Conclusions

As it is shown in Figure 4, each locality offers the moldavites with the unique shape and the individualistic sculpture. The articles approprieted to the classification and description of the moldavites localities was not published for long time. From this reason, in this article I tried to shortly explain the moldavite deposits classification and individual moldavites localities with their specifications.

 

 Figure 4. Moldavites from the South Bohemian and Moravian localities. Upper line from the left: Besednice – Dobrkovská Lhotka – Chlum nad Malší – Slavče, bottom line from the left Slavče – Kojetice (Moravia) – Dalešice (Moravia).

Figure 4. Moldavites from the South Bohemian and Moravian localities. Upper line from the left: Besednice – Dobrkovská Lhotka – Chlum nad Malší – Slavče, bottom line from the left Slavče – Kojetice (Moravia) – Dalešice (Moravia).

 References

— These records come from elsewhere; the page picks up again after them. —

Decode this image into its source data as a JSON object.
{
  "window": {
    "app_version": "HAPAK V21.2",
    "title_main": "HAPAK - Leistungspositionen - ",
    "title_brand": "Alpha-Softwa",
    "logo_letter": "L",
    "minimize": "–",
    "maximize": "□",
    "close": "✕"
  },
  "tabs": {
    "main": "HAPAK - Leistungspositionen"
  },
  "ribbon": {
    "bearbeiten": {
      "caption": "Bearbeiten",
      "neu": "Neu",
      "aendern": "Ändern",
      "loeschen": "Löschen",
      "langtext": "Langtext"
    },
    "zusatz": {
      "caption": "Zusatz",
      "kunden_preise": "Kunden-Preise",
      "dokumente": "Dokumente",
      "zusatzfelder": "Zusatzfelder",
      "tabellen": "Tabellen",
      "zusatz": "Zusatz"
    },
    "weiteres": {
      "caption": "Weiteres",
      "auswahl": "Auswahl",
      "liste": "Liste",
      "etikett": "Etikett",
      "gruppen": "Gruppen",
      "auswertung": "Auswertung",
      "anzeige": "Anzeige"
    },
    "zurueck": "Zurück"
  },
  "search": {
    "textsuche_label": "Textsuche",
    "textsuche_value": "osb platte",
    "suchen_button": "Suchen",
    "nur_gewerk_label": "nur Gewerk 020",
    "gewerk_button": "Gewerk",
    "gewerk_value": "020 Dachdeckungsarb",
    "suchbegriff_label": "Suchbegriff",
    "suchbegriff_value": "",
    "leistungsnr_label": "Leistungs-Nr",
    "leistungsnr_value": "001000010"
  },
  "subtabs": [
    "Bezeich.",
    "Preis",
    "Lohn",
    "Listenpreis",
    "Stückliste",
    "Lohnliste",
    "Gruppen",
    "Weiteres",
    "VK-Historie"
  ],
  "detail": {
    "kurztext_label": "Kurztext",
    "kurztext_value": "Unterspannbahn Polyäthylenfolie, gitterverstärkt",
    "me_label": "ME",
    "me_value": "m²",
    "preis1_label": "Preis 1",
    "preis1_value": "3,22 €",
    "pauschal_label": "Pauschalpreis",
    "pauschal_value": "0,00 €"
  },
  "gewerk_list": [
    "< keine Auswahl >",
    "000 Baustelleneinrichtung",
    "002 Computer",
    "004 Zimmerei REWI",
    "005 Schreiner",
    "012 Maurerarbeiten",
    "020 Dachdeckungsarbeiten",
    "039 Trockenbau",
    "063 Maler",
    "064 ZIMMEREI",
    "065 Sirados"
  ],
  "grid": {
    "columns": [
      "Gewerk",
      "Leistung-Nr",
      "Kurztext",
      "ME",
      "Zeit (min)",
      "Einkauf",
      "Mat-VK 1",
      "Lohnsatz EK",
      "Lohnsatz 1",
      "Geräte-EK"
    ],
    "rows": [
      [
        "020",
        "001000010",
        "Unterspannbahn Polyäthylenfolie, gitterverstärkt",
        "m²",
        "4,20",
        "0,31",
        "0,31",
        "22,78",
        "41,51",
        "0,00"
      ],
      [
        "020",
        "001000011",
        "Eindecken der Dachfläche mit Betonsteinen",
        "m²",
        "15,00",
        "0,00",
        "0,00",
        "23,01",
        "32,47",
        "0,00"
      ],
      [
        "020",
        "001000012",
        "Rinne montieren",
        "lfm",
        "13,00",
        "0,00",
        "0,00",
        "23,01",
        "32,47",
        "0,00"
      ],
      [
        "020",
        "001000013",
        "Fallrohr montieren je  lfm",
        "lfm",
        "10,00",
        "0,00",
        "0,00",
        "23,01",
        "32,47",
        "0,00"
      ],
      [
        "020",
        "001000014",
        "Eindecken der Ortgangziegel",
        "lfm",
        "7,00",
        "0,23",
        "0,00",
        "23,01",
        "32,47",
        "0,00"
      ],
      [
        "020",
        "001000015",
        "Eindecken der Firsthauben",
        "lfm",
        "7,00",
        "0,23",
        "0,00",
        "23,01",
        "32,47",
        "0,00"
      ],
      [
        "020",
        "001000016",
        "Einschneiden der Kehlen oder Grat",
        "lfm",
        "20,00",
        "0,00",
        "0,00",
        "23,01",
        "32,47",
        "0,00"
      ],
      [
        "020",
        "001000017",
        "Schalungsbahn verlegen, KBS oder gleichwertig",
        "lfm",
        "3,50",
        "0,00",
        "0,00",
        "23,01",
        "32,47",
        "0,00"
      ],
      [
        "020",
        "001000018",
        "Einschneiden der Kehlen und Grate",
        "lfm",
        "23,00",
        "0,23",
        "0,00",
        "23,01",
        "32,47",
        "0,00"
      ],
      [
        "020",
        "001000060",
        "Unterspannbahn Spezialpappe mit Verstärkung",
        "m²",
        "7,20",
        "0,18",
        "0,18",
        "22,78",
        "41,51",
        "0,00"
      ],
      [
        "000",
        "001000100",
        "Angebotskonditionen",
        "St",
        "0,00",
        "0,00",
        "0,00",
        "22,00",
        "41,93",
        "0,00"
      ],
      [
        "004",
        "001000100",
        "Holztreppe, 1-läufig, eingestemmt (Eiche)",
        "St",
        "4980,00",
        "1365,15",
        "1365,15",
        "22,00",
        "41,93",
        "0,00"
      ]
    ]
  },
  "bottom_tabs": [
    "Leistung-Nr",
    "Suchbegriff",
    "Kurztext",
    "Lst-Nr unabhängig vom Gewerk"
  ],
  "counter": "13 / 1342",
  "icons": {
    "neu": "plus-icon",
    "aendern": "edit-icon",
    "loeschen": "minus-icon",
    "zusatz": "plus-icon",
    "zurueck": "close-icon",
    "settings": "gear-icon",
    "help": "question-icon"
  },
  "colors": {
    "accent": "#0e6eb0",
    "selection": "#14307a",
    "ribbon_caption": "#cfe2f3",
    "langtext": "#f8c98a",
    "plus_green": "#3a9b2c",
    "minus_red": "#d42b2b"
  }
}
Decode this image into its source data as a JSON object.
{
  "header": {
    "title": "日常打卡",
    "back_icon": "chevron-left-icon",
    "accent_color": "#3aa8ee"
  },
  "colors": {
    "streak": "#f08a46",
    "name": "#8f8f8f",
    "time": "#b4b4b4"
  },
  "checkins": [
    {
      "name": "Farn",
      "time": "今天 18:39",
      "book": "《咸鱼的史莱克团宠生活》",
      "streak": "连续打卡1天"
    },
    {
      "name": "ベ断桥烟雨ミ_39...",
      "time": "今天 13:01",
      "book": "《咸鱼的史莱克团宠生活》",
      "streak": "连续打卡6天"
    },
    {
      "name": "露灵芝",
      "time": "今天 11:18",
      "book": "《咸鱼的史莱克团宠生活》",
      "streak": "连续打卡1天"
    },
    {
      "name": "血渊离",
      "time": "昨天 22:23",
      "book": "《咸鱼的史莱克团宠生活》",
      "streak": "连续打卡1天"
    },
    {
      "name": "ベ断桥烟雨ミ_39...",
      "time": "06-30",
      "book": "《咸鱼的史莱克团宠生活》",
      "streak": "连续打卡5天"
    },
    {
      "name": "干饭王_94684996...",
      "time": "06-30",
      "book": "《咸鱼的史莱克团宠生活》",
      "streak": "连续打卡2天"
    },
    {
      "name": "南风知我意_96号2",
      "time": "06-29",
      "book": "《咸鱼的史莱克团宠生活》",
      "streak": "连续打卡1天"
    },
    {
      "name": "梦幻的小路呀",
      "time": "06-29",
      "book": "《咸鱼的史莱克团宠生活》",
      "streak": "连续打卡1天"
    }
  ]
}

  1. Okeefe, J.A., Adams, E.W., Baker, G.V., Barnes, E., Chao, E.C.T., Cohen, A.J., Friedman, I., Pinson, W.H., Schnetzler, C.C. and Zähringer, J.: Tektites, University of Chicago, Chicago, IL (1963).
  2. Bouška, V.: Geology of the moldavite-bearing sediments and the distribution of moldavites, AUC – Geologica 1, Praha (1972) 1.
  3. Větvička, I.: Inhomogeneous moldavites: the dependence of sculpture on chemical composition and glass flow structure, Journal of non-crystalline solids, 323 (2003), 34.